Copy the data precisely, keeping every character.

* _Dataset extract_

↓↓↓

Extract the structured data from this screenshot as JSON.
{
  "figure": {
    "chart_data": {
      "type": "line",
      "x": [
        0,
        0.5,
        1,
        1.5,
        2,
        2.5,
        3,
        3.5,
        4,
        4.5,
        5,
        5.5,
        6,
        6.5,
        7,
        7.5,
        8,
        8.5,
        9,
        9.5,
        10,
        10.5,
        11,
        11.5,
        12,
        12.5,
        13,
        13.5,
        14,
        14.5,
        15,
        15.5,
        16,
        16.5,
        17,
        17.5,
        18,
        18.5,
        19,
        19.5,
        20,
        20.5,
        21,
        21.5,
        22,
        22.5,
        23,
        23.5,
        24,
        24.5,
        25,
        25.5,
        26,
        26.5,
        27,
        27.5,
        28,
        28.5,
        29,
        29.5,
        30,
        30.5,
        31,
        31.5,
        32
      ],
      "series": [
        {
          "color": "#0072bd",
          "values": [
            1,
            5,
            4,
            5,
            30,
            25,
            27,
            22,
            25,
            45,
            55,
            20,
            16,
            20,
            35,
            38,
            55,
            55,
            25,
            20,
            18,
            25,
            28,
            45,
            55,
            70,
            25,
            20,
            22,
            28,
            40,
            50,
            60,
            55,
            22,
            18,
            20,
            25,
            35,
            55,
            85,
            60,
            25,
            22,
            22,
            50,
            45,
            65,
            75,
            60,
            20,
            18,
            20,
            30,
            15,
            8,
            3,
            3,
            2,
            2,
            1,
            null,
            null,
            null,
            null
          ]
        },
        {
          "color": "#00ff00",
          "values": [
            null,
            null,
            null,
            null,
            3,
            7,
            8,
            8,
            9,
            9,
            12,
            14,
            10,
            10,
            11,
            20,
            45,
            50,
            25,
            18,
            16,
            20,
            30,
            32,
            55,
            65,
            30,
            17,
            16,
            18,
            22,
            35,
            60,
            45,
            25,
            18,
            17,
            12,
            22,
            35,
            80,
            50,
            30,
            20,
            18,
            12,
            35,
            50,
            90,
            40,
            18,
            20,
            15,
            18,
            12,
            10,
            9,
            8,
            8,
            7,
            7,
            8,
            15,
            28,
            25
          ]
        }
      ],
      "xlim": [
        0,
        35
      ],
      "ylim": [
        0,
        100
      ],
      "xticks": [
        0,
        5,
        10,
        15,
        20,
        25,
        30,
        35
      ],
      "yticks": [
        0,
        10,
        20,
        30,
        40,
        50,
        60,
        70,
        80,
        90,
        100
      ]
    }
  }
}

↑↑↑

* _Reply to the exercise_
Extract the structured data from this screenshot as JSON.
{
  "figure": {
    "chart_data": {
      "type": "line",
      "x": [
        0,
        0.5,
        1,
        1.5,
        2,
        2.5,
        3,
        3.5,
        4,
        4.5,
        5,
        5.5,
        6,
        6.5,
        7,
        7.5,
        8,
        8.5,
        9,
        9.5,
        10,
        10.5,
        11,
        11.5,
        12,
        12.5,
        13,
        13.5,
        14,
        14.5,
        15,
        15.5,
        16,
        16.5,
        17,
        17.5,
        18,
        18.5,
        19,
        19.5,
        20,
        20.5,
        21,
        21.5,
        22,
        22.5,
        23,
        23.5,
        24,
        24.5,
        25,
        25.5,
        26,
        26.5,
        27,
        27.5,
        28,
        28.5,
        29,
        29.5,
        30,
        30.5,
        31,
        31.5,
        32
      ],
      "series": [
        {
          "color": "#0072bd",
          "values": [
            1,
            5,
            4,
            5,
            30,
            25,
            27,
            22,
            25,
            45,
            55,
            20,
            16,
            20,
            35,
            38,
            55,
            55,
            25,
            20,
            18,
            25,
            28,
            45,
            55,
            70,
            25,
            20,
            22,
            28,
            40,
            50,
            60,
            55,
            22,
            18,
            20,
            25,
            35,
            55,
            85,
            60,
            25,
            22,
            22,
            50,
            45,
            65,
            75,
            60,
            20,
            18,
            20,
            30,
            15,
            8,
            3,
            3,
            2,
            2,
            1,
            null,
            null,
            null,
            null
          ]
        },
        {
          "color": "#00ff00",
          "values": [
            null,
            null,
            null,
            null,
            3,
            7,
            8,
            8,
            9,
            9,
            12,
            14,
            10,
            10,
            11,
            20,
            45,
            50,
            25,
            18,
            16,
            20,
            30,
            32,
            55,
            65,
            30,
            17,
            16,
            18,
            22,
            35,
            60,
            45,
            25,
            18,
            17,
            12,
            22,
            35,
            80,
            50,
            30,
            20,
            18,
            12,
            35,
            50,
            90,
            40,
            18,
            20,
            15,
            18,
            12,
            10,
            9,
            8,
            8,
            7,
            7,
            8,
            15,
            28,
            25
          ]
        }
      ],
      "xlim": [
        0,
        35
      ],
      "ylim": [
        0,
        100
      ],
      "xticks": [
        0,
        5,
        10,
        15,
        20,
        25,
        30,
        35
      ],
      "yticks": [
        0,
        10,
        20,
        30,
        40,
        50,
        60,
        70,
        80,
        90,
        100
      ]
    }
  }
}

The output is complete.